ABOUT THIS EXERCISE
For each line below with the word "Output", write out a copy.

MATERIAL PROVIDED
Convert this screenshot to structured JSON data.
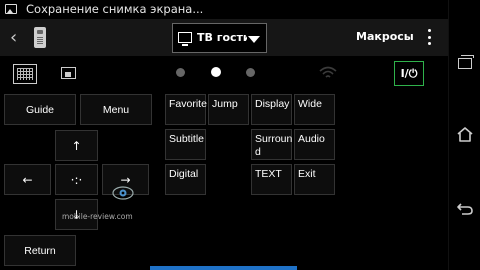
{
  "statusbar": {
    "title": "Сохранение снимка экрана..."
  },
  "actionbar": {
    "device_label": "ТВ гости",
    "macros_label": "Макросы"
  },
  "pager": {
    "page_count": 3,
    "active_page": 2
  },
  "power_label": "I/⏻",
  "left_pad": {
    "guide": "Guide",
    "menu": "Menu",
    "up": "↑",
    "left": "←",
    "right": "→",
    "down": "↓",
    "center": "·:·",
    "return": "Return"
  },
  "grid_buttons": {
    "favorite": "Favorite",
    "jump": "Jump",
    "display": "Display",
    "wide": "Wide",
    "subtitle": "Subtitle",
    "surround": "Surroun d",
    "audio": "Audio",
    "digital": "Digital",
    "text": "TEXT",
    "exit": "Exit"
  },
  "watermark": "mobile-review.com",
  "colors": {
    "power_border": "#2fb24b",
    "accent": "#1f72c8"
  }
}
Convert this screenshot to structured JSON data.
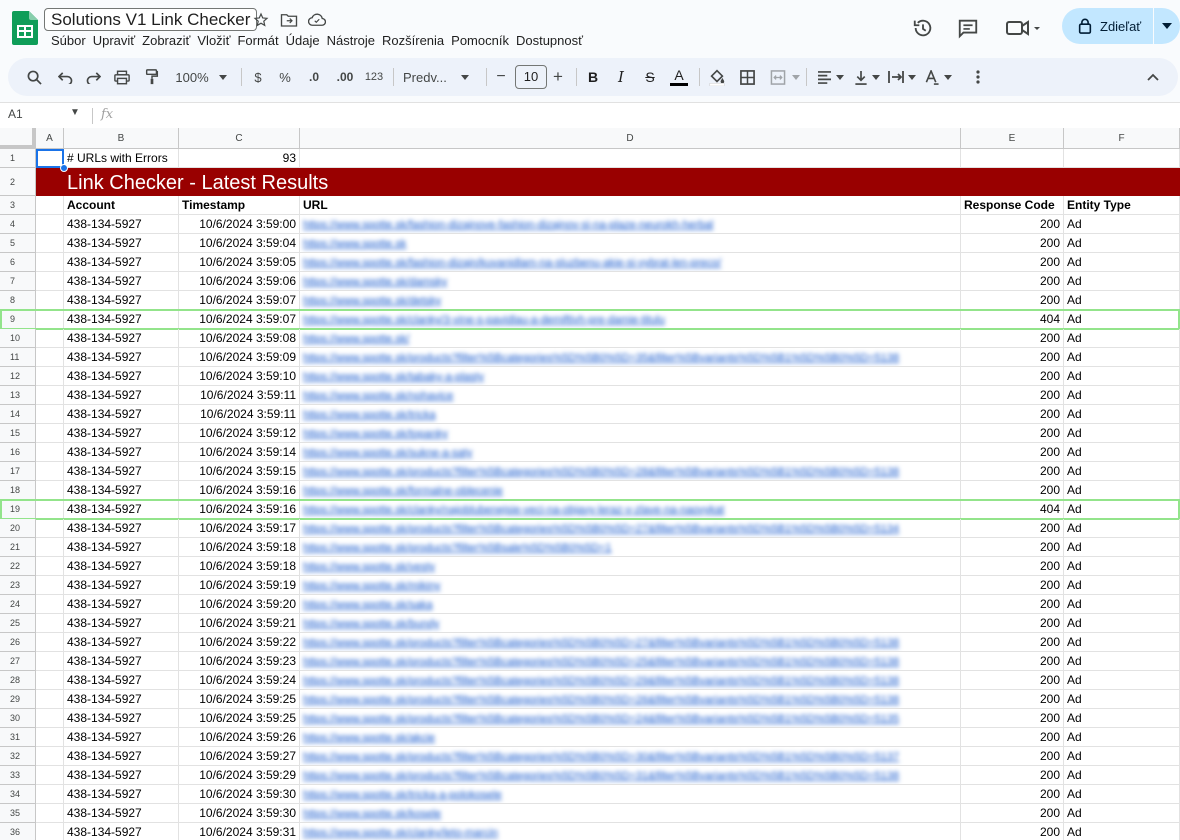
{
  "app": {
    "title": "Solutions V1 Link Checker",
    "menu": [
      "Súbor",
      "Upraviť",
      "Zobraziť",
      "Vložiť",
      "Formát",
      "Údaje",
      "Nástroje",
      "Rozšírenia",
      "Pomocník",
      "Dostupnosť"
    ],
    "share_label": "Zdieľať"
  },
  "toolbar": {
    "zoom": "100%",
    "currency": "$",
    "percent": "%",
    "dec_decrease": ".0",
    "dec_increase": ".00",
    "number_format": "123",
    "font": "Predv...",
    "font_size": "10",
    "minus": "−",
    "plus": "+",
    "bold": "B",
    "italic": "I",
    "strike": "S",
    "textcolor": "A"
  },
  "formula_bar": {
    "cell_ref": "A1",
    "fx": "fx"
  },
  "columns": [
    "A",
    "B",
    "C",
    "D",
    "E",
    "F"
  ],
  "sheet": {
    "errors_label": "# URLs with Errors",
    "errors_count": "93",
    "banner": "Link Checker - Latest Results",
    "headers": [
      "Account",
      "Timestamp",
      "URL",
      "Response Code",
      "Entity Type"
    ],
    "rows": [
      {
        "n": "4",
        "account": "438-134-5927",
        "ts": "10/6/2024 3:59:00",
        "url": "https://www.spotte.sk/fashion-dizajnove-fashion-dizajnov-si-na-plaze-neurokh-herbal",
        "code": "200",
        "type": "Ad"
      },
      {
        "n": "5",
        "account": "438-134-5927",
        "ts": "10/6/2024 3:59:04",
        "url": "https://www.spotte.sk",
        "code": "200",
        "type": "Ad"
      },
      {
        "n": "6",
        "account": "438-134-5927",
        "ts": "10/6/2024 3:59:05",
        "url": "https://www.spotte.sk/fashion-dizajn/kuvanidlam-na-sluzbenu-akie-si-vybrat-len-preco/",
        "code": "200",
        "type": "Ad"
      },
      {
        "n": "7",
        "account": "438-134-5927",
        "ts": "10/6/2024 3:59:06",
        "url": "https://www.spotte.sk/damsky",
        "code": "200",
        "type": "Ad"
      },
      {
        "n": "8",
        "account": "438-134-5927",
        "ts": "10/6/2024 3:59:07",
        "url": "https://www.spotte.sk/detsky",
        "code": "200",
        "type": "Ad"
      },
      {
        "n": "9",
        "account": "438-134-5927",
        "ts": "10/6/2024 3:59:07",
        "url": "https://www.spotte.sk/clanky/3-vine-s-pavidlau-a-demiftivh-pre-damie-titulu",
        "code": "404",
        "type": "Ad",
        "error": true
      },
      {
        "n": "10",
        "account": "438-134-5927",
        "ts": "10/6/2024 3:59:08",
        "url": "https://www.spotte.sk/",
        "code": "200",
        "type": "Ad"
      },
      {
        "n": "11",
        "account": "438-134-5927",
        "ts": "10/6/2024 3:59:09",
        "url": "https://www.spotte.sk/products?filter%5Bcategories%5D%5B0%5D=35&filter%5Bvariants%5D%5B1%5D%5B0%5D=5138",
        "code": "200",
        "type": "Ad"
      },
      {
        "n": "12",
        "account": "438-134-5927",
        "ts": "10/6/2024 3:59:10",
        "url": "https://www.spotte.sk/tabaky-a-plasty",
        "code": "200",
        "type": "Ad"
      },
      {
        "n": "13",
        "account": "438-134-5927",
        "ts": "10/6/2024 3:59:11",
        "url": "https://www.spotte.sk/nohavice",
        "code": "200",
        "type": "Ad"
      },
      {
        "n": "14",
        "account": "438-134-5927",
        "ts": "10/6/2024 3:59:11",
        "url": "https://www.spotte.sk/tricka",
        "code": "200",
        "type": "Ad"
      },
      {
        "n": "15",
        "account": "438-134-5927",
        "ts": "10/6/2024 3:59:12",
        "url": "https://www.spotte.sk/topanky",
        "code": "200",
        "type": "Ad"
      },
      {
        "n": "16",
        "account": "438-134-5927",
        "ts": "10/6/2024 3:59:14",
        "url": "https://www.spotte.sk/sukne-a-saty",
        "code": "200",
        "type": "Ad"
      },
      {
        "n": "17",
        "account": "438-134-5927",
        "ts": "10/6/2024 3:59:15",
        "url": "https://www.spotte.sk/products?filter%5Bcategories%5D%5B0%5D=28&filter%5Bvariants%5D%5B1%5D%5B0%5D=5138",
        "code": "200",
        "type": "Ad"
      },
      {
        "n": "18",
        "account": "438-134-5927",
        "ts": "10/6/2024 3:59:16",
        "url": "https://www.spotte.sk/formalne-oblecenie",
        "code": "200",
        "type": "Ad"
      },
      {
        "n": "19",
        "account": "438-134-5927",
        "ts": "10/6/2024 3:59:16",
        "url": "https://www.spotte.sk/clanky/najoblubenejsie-veci-na-objavy-leraz-v-zlave-na-naovykat",
        "code": "404",
        "type": "Ad",
        "error": true
      },
      {
        "n": "20",
        "account": "438-134-5927",
        "ts": "10/6/2024 3:59:17",
        "url": "https://www.spotte.sk/products?filter%5Bcategories%5D%5B0%5D=27&filter%5Bvariants%5D%5B1%5D%5B0%5D=5134",
        "code": "200",
        "type": "Ad"
      },
      {
        "n": "21",
        "account": "438-134-5927",
        "ts": "10/6/2024 3:59:18",
        "url": "https://www.spotte.sk/products?filter%5Bsale%5D%5B0%5D=1",
        "code": "200",
        "type": "Ad"
      },
      {
        "n": "22",
        "account": "438-134-5927",
        "ts": "10/6/2024 3:59:18",
        "url": "https://www.spotte.sk/vesty",
        "code": "200",
        "type": "Ad"
      },
      {
        "n": "23",
        "account": "438-134-5927",
        "ts": "10/6/2024 3:59:19",
        "url": "https://www.spotte.sk/mikiny",
        "code": "200",
        "type": "Ad"
      },
      {
        "n": "24",
        "account": "438-134-5927",
        "ts": "10/6/2024 3:59:20",
        "url": "https://www.spotte.sk/saka",
        "code": "200",
        "type": "Ad"
      },
      {
        "n": "25",
        "account": "438-134-5927",
        "ts": "10/6/2024 3:59:21",
        "url": "https://www.spotte.sk/bundy",
        "code": "200",
        "type": "Ad"
      },
      {
        "n": "26",
        "account": "438-134-5927",
        "ts": "10/6/2024 3:59:22",
        "url": "https://www.spotte.sk/products?filter%5Bcategories%5D%5B0%5D=27&filter%5Bvariants%5D%5B1%5D%5B0%5D=5138",
        "code": "200",
        "type": "Ad"
      },
      {
        "n": "27",
        "account": "438-134-5927",
        "ts": "10/6/2024 3:59:23",
        "url": "https://www.spotte.sk/products?filter%5Bcategories%5D%5B0%5D=25&filter%5Bvariants%5D%5B1%5D%5B0%5D=5138",
        "code": "200",
        "type": "Ad"
      },
      {
        "n": "28",
        "account": "438-134-5927",
        "ts": "10/6/2024 3:59:24",
        "url": "https://www.spotte.sk/products?filter%5Bcategories%5D%5B0%5D=29&filter%5Bvariants%5D%5B1%5D%5B0%5D=5138",
        "code": "200",
        "type": "Ad"
      },
      {
        "n": "29",
        "account": "438-134-5927",
        "ts": "10/6/2024 3:59:25",
        "url": "https://www.spotte.sk/products?filter%5Bcategories%5D%5B0%5D=26&filter%5Bvariants%5D%5B1%5D%5B0%5D=5138",
        "code": "200",
        "type": "Ad"
      },
      {
        "n": "30",
        "account": "438-134-5927",
        "ts": "10/6/2024 3:59:25",
        "url": "https://www.spotte.sk/products?filter%5Bcategories%5D%5B0%5D=24&filter%5Bvariants%5D%5B1%5D%5B0%5D=5135",
        "code": "200",
        "type": "Ad"
      },
      {
        "n": "31",
        "account": "438-134-5927",
        "ts": "10/6/2024 3:59:26",
        "url": "https://www.spotte.sk/akcie",
        "code": "200",
        "type": "Ad"
      },
      {
        "n": "32",
        "account": "438-134-5927",
        "ts": "10/6/2024 3:59:27",
        "url": "https://www.spotte.sk/products?filter%5Bcategories%5D%5B0%5D=30&filter%5Bvariants%5D%5B1%5D%5B0%5D=5137",
        "code": "200",
        "type": "Ad"
      },
      {
        "n": "33",
        "account": "438-134-5927",
        "ts": "10/6/2024 3:59:29",
        "url": "https://www.spotte.sk/products?filter%5Bcategories%5D%5B0%5D=31&filter%5Bvariants%5D%5B1%5D%5B0%5D=5138",
        "code": "200",
        "type": "Ad"
      },
      {
        "n": "34",
        "account": "438-134-5927",
        "ts": "10/6/2024 3:59:30",
        "url": "https://www.spotte.sk/tricka-a-polokosele",
        "code": "200",
        "type": "Ad"
      },
      {
        "n": "35",
        "account": "438-134-5927",
        "ts": "10/6/2024 3:59:30",
        "url": "https://www.spotte.sk/kosele",
        "code": "200",
        "type": "Ad"
      },
      {
        "n": "36",
        "account": "438-134-5927",
        "ts": "10/6/2024 3:59:31",
        "url": "https://www.spotte.sk/clanky/leto-marcin",
        "code": "200",
        "type": "Ad"
      }
    ]
  },
  "colors": {
    "banner": "#990000",
    "highlight": "#93e48b",
    "share": "#c2e7ff",
    "link": "#1155cc"
  }
}
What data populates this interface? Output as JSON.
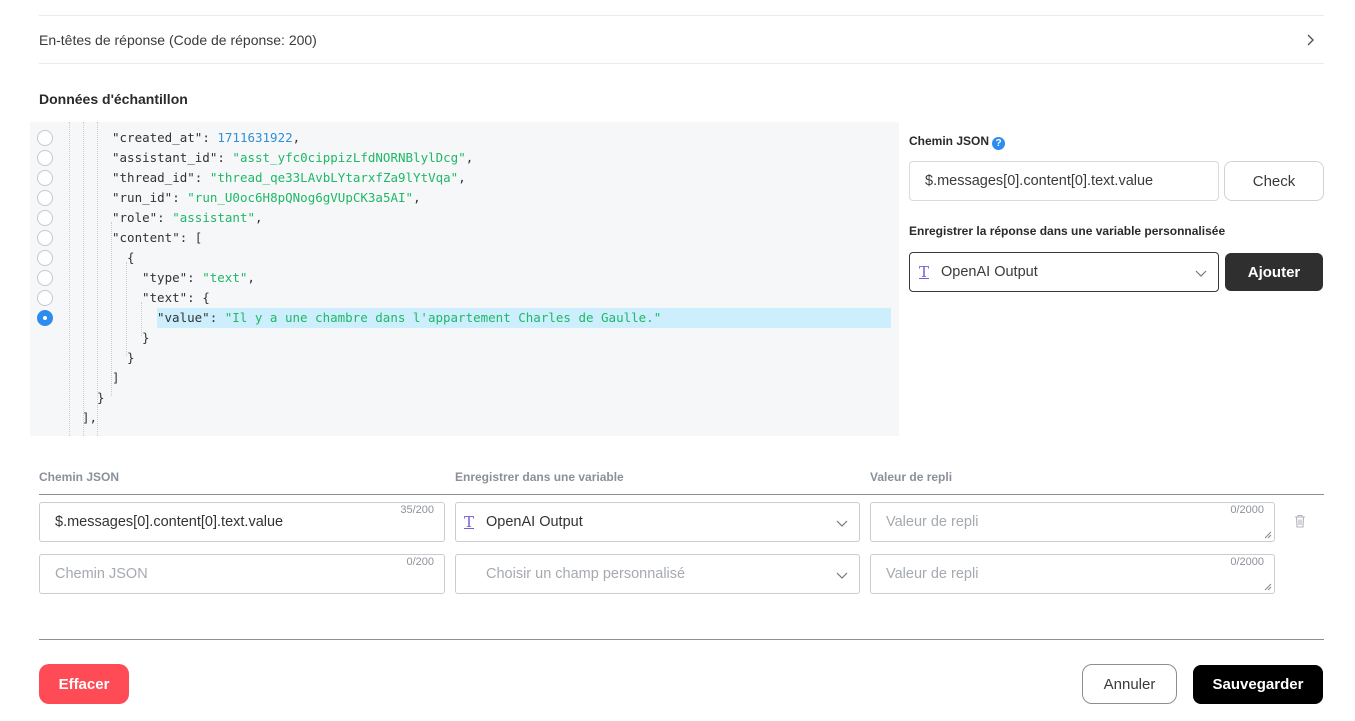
{
  "accordion": {
    "label": "En-têtes de réponse (Code de réponse: 200)",
    "icon": "chevron-right-icon"
  },
  "sample": {
    "title": "Données d'échantillon",
    "lines": [
      {
        "key": "\"created_at\"",
        "sep": ": ",
        "value": "1711631922",
        "vtype": "n",
        "tail": ",",
        "selected": false,
        "has_radio": true
      },
      {
        "key": "\"assistant_id\"",
        "sep": ": ",
        "value": "\"asst_yfc0cippizLfdNORNBlylDcg\"",
        "vtype": "s",
        "tail": ",",
        "selected": false,
        "has_radio": true
      },
      {
        "key": "\"thread_id\"",
        "sep": ": ",
        "value": "\"thread_qe33LAvbLYtarxfZa9lYtVqa\"",
        "vtype": "s",
        "tail": ",",
        "selected": false,
        "has_radio": true
      },
      {
        "key": "\"run_id\"",
        "sep": ": ",
        "value": "\"run_U0oc6H8pQNog6gVUpCK3a5AI\"",
        "vtype": "s",
        "tail": ",",
        "selected": false,
        "has_radio": true
      },
      {
        "key": "\"role\"",
        "sep": ": ",
        "value": "\"assistant\"",
        "vtype": "s",
        "tail": ",",
        "selected": false,
        "has_radio": true
      },
      {
        "key": "\"content\"",
        "sep": ": [",
        "value": "",
        "vtype": "k",
        "tail": "",
        "selected": false,
        "has_radio": true
      },
      {
        "key": "{",
        "sep": "",
        "value": "",
        "vtype": "k",
        "tail": "",
        "selected": false,
        "has_radio": true
      },
      {
        "key": "\"type\"",
        "sep": ": ",
        "value": "\"text\"",
        "vtype": "s",
        "tail": ",",
        "selected": false,
        "has_radio": true
      },
      {
        "key": "\"text\"",
        "sep": ": {",
        "value": "",
        "vtype": "k",
        "tail": "",
        "selected": false,
        "has_radio": true
      },
      {
        "key": "\"value\"",
        "sep": ": ",
        "value": "\"Il y a une chambre dans l'appartement Charles de Gaulle.\"",
        "vtype": "s",
        "tail": "",
        "selected": true,
        "has_radio": true
      },
      {
        "key": "}",
        "sep": "",
        "value": "",
        "vtype": "k",
        "tail": "",
        "selected": false,
        "has_radio": false
      },
      {
        "key": "}",
        "sep": "",
        "value": "",
        "vtype": "k",
        "tail": "",
        "selected": false,
        "has_radio": false
      },
      {
        "key": "]",
        "sep": "",
        "value": "",
        "vtype": "k",
        "tail": "",
        "selected": false,
        "has_radio": false
      },
      {
        "key": "}",
        "sep": "",
        "value": "",
        "vtype": "k",
        "tail": "",
        "selected": false,
        "has_radio": false
      },
      {
        "key": "],",
        "sep": "",
        "value": "",
        "vtype": "k",
        "tail": "",
        "selected": false,
        "has_radio": false
      }
    ]
  },
  "side": {
    "json_path_label": "Chemin JSON",
    "json_path_value": "$.messages[0].content[0].text.value",
    "check_label": "Check",
    "save_label": "Enregistrer la réponse dans une variable personnalisée",
    "variable_value": "OpenAI Output",
    "add_label": "Ajouter"
  },
  "mapping": {
    "headers": {
      "path": "Chemin JSON",
      "variable": "Enregistrer dans une variable",
      "fallback": "Valeur de repli"
    },
    "rows": [
      {
        "path": "$.messages[0].content[0].text.value",
        "path_count": "35/200",
        "variable": "OpenAI Output",
        "fallback_placeholder": "Valeur de repli",
        "fallback_count": "0/2000"
      },
      {
        "path_placeholder": "Chemin JSON",
        "path_count": "0/200",
        "variable_placeholder": "Choisir un champ personnalisé",
        "fallback_placeholder": "Valeur de repli",
        "fallback_count": "0/2000"
      }
    ]
  },
  "footer": {
    "clear_label": "Effacer",
    "cancel_label": "Annuler",
    "save_label": "Sauvegarder"
  },
  "colors": {
    "accent": "#2d8cf0",
    "danger": "#ff4b55",
    "string": "#1fb866",
    "number": "#2f8fd8",
    "highlight": "#cdeefc",
    "variable_icon": "#7b5cd6"
  }
}
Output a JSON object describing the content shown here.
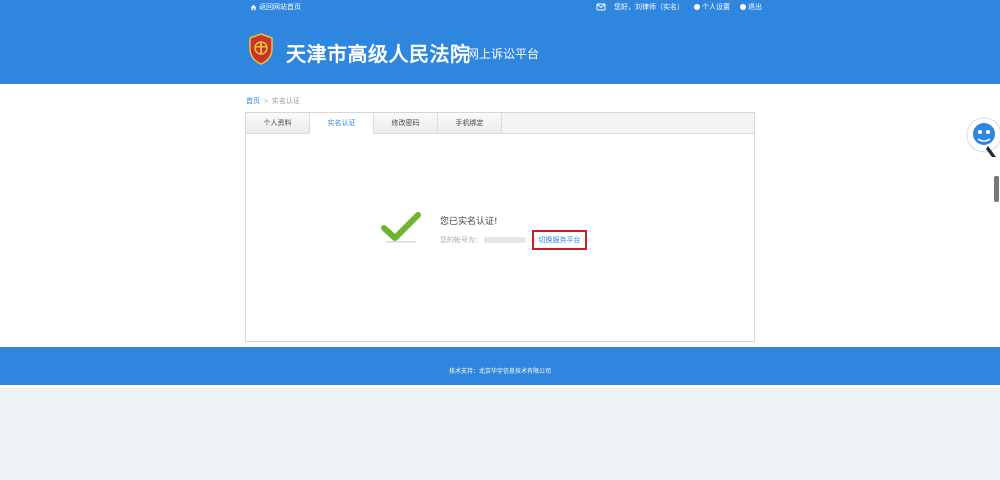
{
  "topbar": {
    "home_link": "返回网站首页",
    "welcome": "您好，刘律师（实名）",
    "settings": "个人设置",
    "logout": "退出"
  },
  "header": {
    "title": "天津市高级人民法院",
    "subtitle": "网上诉讼平台"
  },
  "breadcrumb": {
    "home": "首页",
    "separator": ">",
    "current": "实名认证"
  },
  "tabs": [
    {
      "label": "个人资料",
      "active": false
    },
    {
      "label": "实名认证",
      "active": true
    },
    {
      "label": "修改密码",
      "active": false
    },
    {
      "label": "手机绑定",
      "active": false
    }
  ],
  "status": {
    "title": "您已实名认证!",
    "account_prefix": "您的帐号为："
  },
  "switch_button": "切换服务平台",
  "footer": {
    "support": "技术支持：北京华宇信息技术有限公司"
  },
  "colors": {
    "brand": "#2f86df",
    "check": "#6fb52c",
    "highlight": "#cc1f1f"
  }
}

THE ANSWER
What data populates this interface? Output as JSON.
    "variable_value": "OpenAI Output",
        "variable": "OpenAI Output",
Output a JSON object describing the content shown here.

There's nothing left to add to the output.